→ SOURCE RECORDS:
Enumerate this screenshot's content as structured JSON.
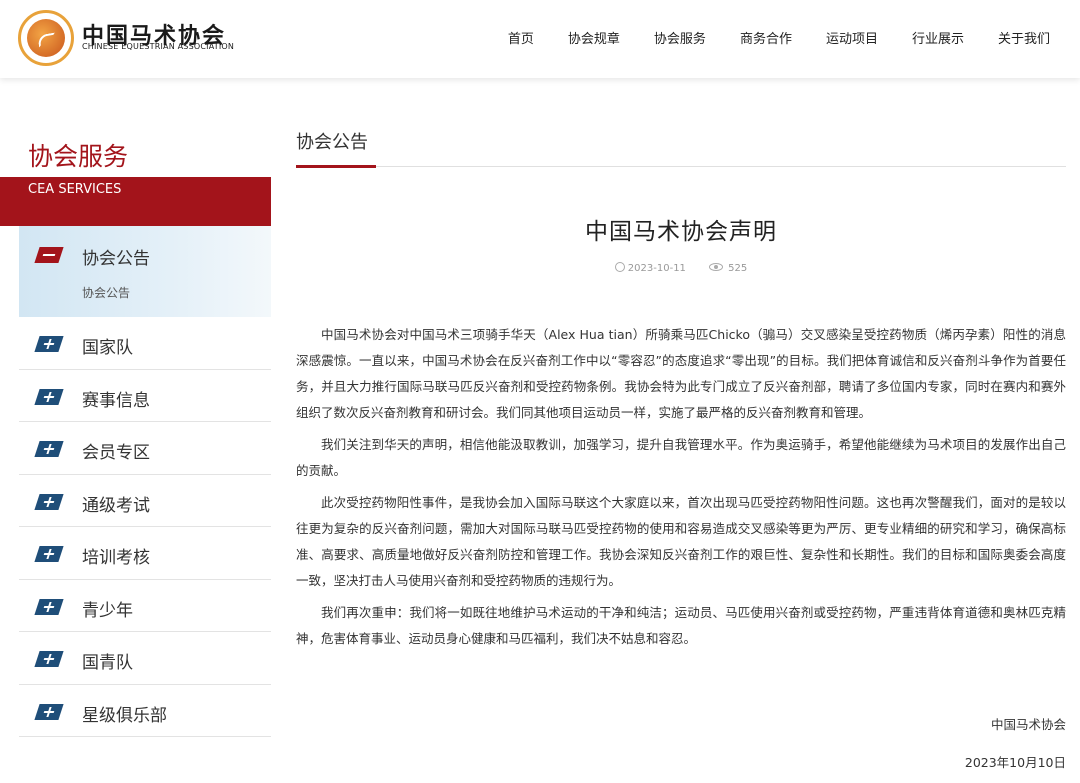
{
  "brand": {
    "name_cn": "中国马术协会",
    "name_en": "CHINESE EQUESTRIAN ASSOCIATION"
  },
  "nav": [
    "首页",
    "协会规章",
    "协会服务",
    "商务合作",
    "运动项目",
    "行业展示",
    "关于我们"
  ],
  "sidebar": {
    "title": "协会服务",
    "subtitle": "CEA SERVICES",
    "active": {
      "label": "协会公告",
      "sub": "协会公告"
    },
    "items": [
      "国家队",
      "赛事信息",
      "会员专区",
      "通级考试",
      "培训考核",
      "青少年",
      "国青队",
      "星级俱乐部"
    ]
  },
  "main": {
    "section_title": "协会公告",
    "article": {
      "title": "中国马术协会声明",
      "date": "2023-10-11",
      "views": "525",
      "paragraphs": [
        "中国马术协会对中国马术三项骑手华天（Alex Hua tian）所骑乘马匹Chicko（骟马）交叉感染呈受控药物质（烯丙孕素）阳性的消息深感震惊。一直以来，中国马术协会在反兴奋剂工作中以“零容忍”的态度追求“零出现”的目标。我们把体育诚信和反兴奋剂斗争作为首要任务，并且大力推行国际马联马匹反兴奋剂和受控药物条例。我协会特为此专门成立了反兴奋剂部，聘请了多位国内专家，同时在赛内和赛外组织了数次反兴奋剂教育和研讨会。我们同其他项目运动员一样，实施了最严格的反兴奋剂教育和管理。",
        "我们关注到华天的声明，相信他能汲取教训，加强学习，提升自我管理水平。作为奥运骑手，希望他能继续为马术项目的发展作出自己的贡献。",
        "此次受控药物阳性事件，是我协会加入国际马联这个大家庭以来，首次出现马匹受控药物阳性问题。这也再次警醒我们，面对的是较以往更为复杂的反兴奋剂问题，需加大对国际马联马匹受控药物的使用和容易造成交叉感染等更为严厉、更专业精细的研究和学习，确保高标准、高要求、高质量地做好反兴奋剂防控和管理工作。我协会深知反兴奋剂工作的艰巨性、复杂性和长期性。我们的目标和国际奥委会高度一致，坚决打击人马使用兴奋剂和受控药物质的违规行为。",
        "我们再次重申：我们将一如既往地维护马术运动的干净和纯洁；运动员、马匹使用兴奋剂或受控药物，严重违背体育道德和奥林匹克精神，危害体育事业、运动员身心健康和马匹福利，我们决不姑息和容忍。"
      ],
      "signature": "中国马术协会",
      "signed_date": "2023年10月10日"
    }
  },
  "colors": {
    "accent": "#a3141b",
    "icon_blue": "#1f4e79"
  }
}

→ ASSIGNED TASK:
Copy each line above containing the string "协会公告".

→ ANSWER SPACE:
      "label": "协会公告",
      "sub": "协会公告"
    "section_title": "协会公告",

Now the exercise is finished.